PMCID: PMC3077392  PMID: 21533183
12.  Outcome Prediction of Children with Neuroblastoma using a Multigene Expression Signature, a Retrospective SIOPEN/COG/GPOH Study 
The lancet oncology  2009;10(7):663-671.
BACKGROUND
More accurate prognostic assessment of patients with neuroblastoma is required to improve the choice of risk-related therapy. The aim of this study is to develop and validate a gene expression signature for improved outcome prediction.
METHODS
Fifty-nine genes were carefully selected based on an innovative data-mining strategy and profiled in the largest neuroblastoma patient series (n=579) to date using RT-qPCR starting from only 20 ng of RNA. A multigene expression signature was built using 30 training samples, tested on 313 test samples and subsequently validated in a blind study on an independent set of 236 additional tumours.
FINDINGS
The signature accurately classifies patients with respect to overall and progression-free survival (p<0·0001). The signature has a performance, sensitivity, and specificity of 85·4% (95%CI: 77·7–93·2), 84·4% (95%CI: 66·5–94·1), and 86·5% (95%CI: 81·1–90·6), respectively to predict patient outcome. Multivariate analysis indicates that the signature is a significant independent predictor after controlling for currently used riskfactors. Patients with high molecular risk have a higher risk to die from disease and for relapse/progression than patients with low molecular risk (odds ratio of 19·32 (95%CI: 6·50–57·43) and 3·96 (95%CI: 1·97–7·97) for OS and PFS, respectively). Patients with increased risk for adverse outcome can also be identified within the current treatment groups demonstrating the potential of this signature for improved clinical management. These results were confirmed in the validation study in which the signature was also independently statistically significant in a model adjusted for MYCN status, age, INSS stage, ploidy, INPC grade of differentiation, and MKI. The high patient/gene ratio (579/59) underlies the observed statistical power and robustness.

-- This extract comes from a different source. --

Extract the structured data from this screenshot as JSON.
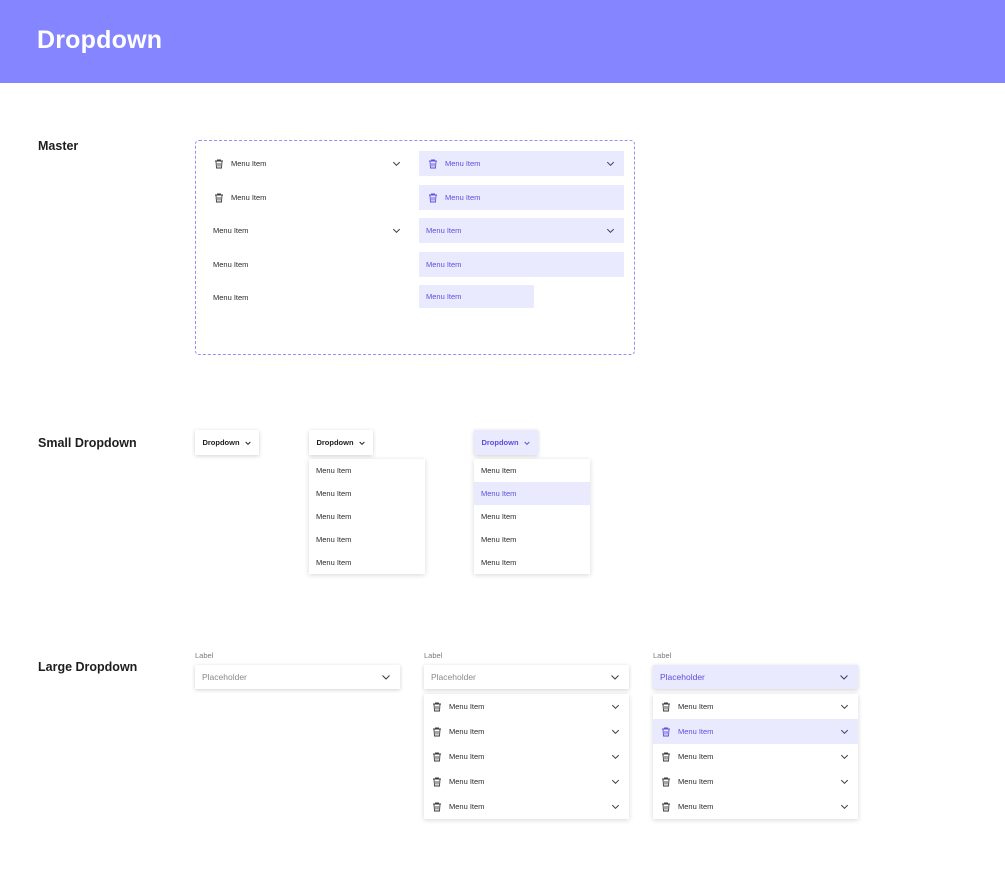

INTERPRETATION
A 59-gene expression signature predicts outcome of neuroblastoma patients with high accuracy. The signature is an independent risk predictor, identifying patients with increased risk in the current clinical risk groups. The applied method and signature is suitable for routine lab testing and ready for evaluation in prospective studies.

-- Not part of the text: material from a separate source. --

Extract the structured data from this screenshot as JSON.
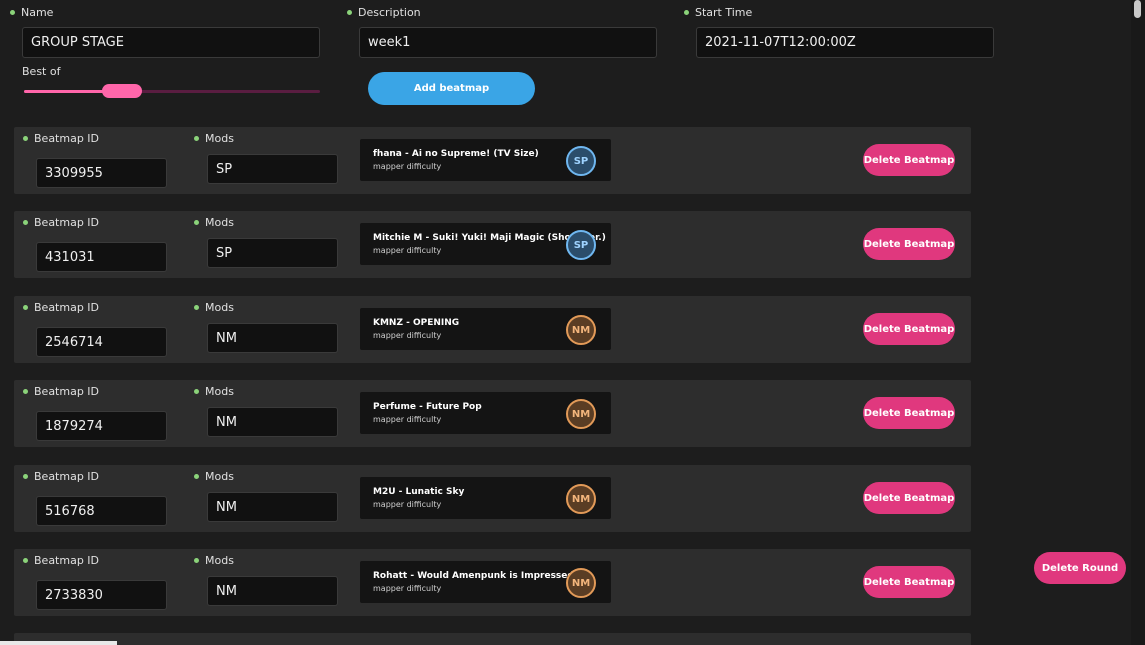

FUNDING
The Belgian Foundation Against Cancer, found of public interest (project SCIE2006-25), the Children Cancer Fund Ghent, the Belgian Society of Paediatric Haematology and Oncology, the Belgian Kid’s Fund and the Fondation Nuovo-Soldati (JV), the Fund for Scientific Research Flanders (KDP, JH), the Fund for Scientific Research Flanders (grant number: G•0198•08), the Institute for the Promotion of Innovation by Science and Technology in Flanders, Strategisch basisonderzoek (IWT-SBO 60848), the Fondation Fournier Majoie pour l’Innovation, the Instituto Carlos III,RD 06/0020/0102 Spain, the Italian Neuroblastoma Foundation, the European Community under the FP6 (project: STREP: EET-pipeline, number: 037260), and the Belgian program of Interuniversity Poles of Attraction, initiated by the Belgian State, Prime Minister's Office, Science Policy Programming.
doi:10.1016/S1470-2045(09)70154-8
PMCID: PMC3045079  PMID: 19515614

Results 1-12 (12)